▶

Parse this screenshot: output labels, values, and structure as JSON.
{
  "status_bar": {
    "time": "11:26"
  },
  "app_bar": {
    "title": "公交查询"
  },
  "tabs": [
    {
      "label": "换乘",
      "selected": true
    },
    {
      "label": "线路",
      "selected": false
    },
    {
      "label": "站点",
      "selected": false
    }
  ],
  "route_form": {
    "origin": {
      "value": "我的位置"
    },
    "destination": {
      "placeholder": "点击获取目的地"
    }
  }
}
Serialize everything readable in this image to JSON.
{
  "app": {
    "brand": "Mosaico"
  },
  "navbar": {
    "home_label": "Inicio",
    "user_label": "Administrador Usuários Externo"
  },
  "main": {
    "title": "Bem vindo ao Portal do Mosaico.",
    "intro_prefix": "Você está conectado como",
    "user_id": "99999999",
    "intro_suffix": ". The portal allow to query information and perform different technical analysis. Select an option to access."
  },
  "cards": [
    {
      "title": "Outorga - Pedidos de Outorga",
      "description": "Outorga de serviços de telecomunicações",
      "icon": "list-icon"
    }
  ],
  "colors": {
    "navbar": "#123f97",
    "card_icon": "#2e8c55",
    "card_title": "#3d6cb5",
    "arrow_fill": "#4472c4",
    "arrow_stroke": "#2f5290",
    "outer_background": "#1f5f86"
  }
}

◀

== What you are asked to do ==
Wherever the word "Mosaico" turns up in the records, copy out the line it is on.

== Solution to this task ==
    "brand": "Mosaico"
    "title": "Bem vindo ao Portal do Mosaico.",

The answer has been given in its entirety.